The people have spoken. A long lunch line that snakes out the door of the brand new Burger Lounge seems to signal success. The location may play a role as it is situated in the heart of Downtown Santa Monica between the Third Street Promenade and Second Street on Arizona Avenue. Furthermore, there really is not a premier burger joint on the promenade. Being a popular franchise, the Burger Lounge should fit right in along the likes of Tender Greens, Urban Outfitters, and all the other brand names in the area.
What sets the Burger Lounge apart from the rest of the high volume burger purveyors, according to them, is grass-fed beef sourced from one family farm in the Midwest. Apparently, most other places go with corn fed cows; not something that I have pondered too deeply, but a point that the Burger Lounge proudly advertises.
The grass-fed cow, which eats from a pasture and is not “finished” on a diet of grains and supplements for rapid weight gain, is said by its promoters to be better for the planet (less energy goes into growing grass than grain); better for the beef eater (less overall fat, and more omega-3s and other “good” fats); and better for the cow (critics decry feedlot practices as inhumane). It‚Äôs also more expensive per pound. So I guess it‚Äôs true ‚Äî you do get what you pay for.
My editor joined me for lunch this week at the lounge and he did not distinguish anything particularly different from the Burger Lounge‚Äôs brand of burgers, however, the texture was another story. A burger that seemed to be smashed down on the griddle and quickly fried to high heaven did render a crispy exterior yet maintained a moist inside. Moist is a word that many people loath, but I can‚Äôt say that it was downright juicy. Going with the Elk Burger myself did seem exotic, but there was nothing discerningly different from it and the beef variety. Topped with jicama, fried pork bellies and chipotle aioli did add some flair though.

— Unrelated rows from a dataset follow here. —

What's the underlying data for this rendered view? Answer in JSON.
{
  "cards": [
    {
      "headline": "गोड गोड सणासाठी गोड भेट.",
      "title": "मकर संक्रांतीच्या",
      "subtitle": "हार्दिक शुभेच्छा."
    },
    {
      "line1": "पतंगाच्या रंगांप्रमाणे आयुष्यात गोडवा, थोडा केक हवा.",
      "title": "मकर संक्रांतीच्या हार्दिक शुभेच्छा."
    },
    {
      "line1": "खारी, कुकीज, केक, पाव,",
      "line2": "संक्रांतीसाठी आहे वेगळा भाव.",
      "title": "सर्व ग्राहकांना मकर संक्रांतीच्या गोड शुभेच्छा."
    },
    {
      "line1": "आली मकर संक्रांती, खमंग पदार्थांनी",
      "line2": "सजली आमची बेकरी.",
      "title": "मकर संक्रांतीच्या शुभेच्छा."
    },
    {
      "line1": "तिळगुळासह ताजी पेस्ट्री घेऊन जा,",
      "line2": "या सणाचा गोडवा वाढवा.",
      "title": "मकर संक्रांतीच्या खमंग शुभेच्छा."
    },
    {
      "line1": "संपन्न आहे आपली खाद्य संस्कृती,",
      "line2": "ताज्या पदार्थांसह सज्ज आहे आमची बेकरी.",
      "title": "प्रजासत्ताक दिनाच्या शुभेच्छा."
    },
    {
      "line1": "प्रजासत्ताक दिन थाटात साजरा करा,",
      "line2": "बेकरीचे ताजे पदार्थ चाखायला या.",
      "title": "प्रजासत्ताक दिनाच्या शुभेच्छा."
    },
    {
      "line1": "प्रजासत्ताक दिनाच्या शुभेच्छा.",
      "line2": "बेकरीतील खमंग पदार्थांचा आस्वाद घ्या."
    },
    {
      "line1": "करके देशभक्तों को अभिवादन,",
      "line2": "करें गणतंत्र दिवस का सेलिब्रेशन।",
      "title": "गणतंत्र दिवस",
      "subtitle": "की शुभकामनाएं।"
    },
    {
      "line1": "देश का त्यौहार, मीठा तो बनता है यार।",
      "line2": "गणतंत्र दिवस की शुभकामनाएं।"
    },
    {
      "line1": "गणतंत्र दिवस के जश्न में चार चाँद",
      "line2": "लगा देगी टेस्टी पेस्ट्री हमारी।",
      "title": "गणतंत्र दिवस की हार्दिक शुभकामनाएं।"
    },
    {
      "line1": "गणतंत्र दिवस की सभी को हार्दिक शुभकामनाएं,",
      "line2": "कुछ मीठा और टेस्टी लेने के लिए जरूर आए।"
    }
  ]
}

The menu is limited, which is a good thing. I tend to worry when I see a menu that looks like the Sunday paper with page after page of offerings. No way a restaurant can offer that many dishes and still keep the food fresh. You have no idea how many people are going to order that Philly cheese steak or the lasagna so you risk ingredients going bad. To save money, some will try and cut corners. The better decision would be to offer a limited menu that is based on what‚Äôs in season.
The Burger Lounge keeps things to the point with your standard selection of burgers, salads, sides and fountain drinks. To provide some variety, they offer a special burger of the month. That‚Äôs why I went with the Elk. There are gluten free options, which has become more important over the last few years as more people seem to be coming down with the gluten allergy. The lounge also serves beer and wine.
The interior is some sort of contemporary, new age, modern, something or other thought up by some designer who knew what he was doing. For an interesting dining experience find a seat toward the back of the house. There is an open yoga studio adjacent to the dining area. I‚Äôm not sure what is more awkward, devouring a burger and fries and watching yoga, or some girl in her vinyasa flow class in a warrior pose watching me chow down.
For a great burger in Santa Monica take your pick. Montana Avenue has Father‚Äôs Office. If you‚Äôre on Main Street try M Street or Brick + Mortar. I recommend Shaka Shack Burgers and of course The Counter on Ocean Park Boulevard. For Mid-City, Hole In The Wall is where it‚Äôs at. For Downtown, Curious Palate used to take my top honors, but for something more in the mix try the Burger Lounge. It certainly beats Johnny Rockets, Barney‚Äôs Beanery, or Yankee Doodles.
Michael can be seen riding around town on his bike burning calories so he can eat more food, or on CityTV hosting his own show, “Tour de Feast.” To reach him visit his website at tourdefeast.net or follow him on Twitter @TourDeFeastSM.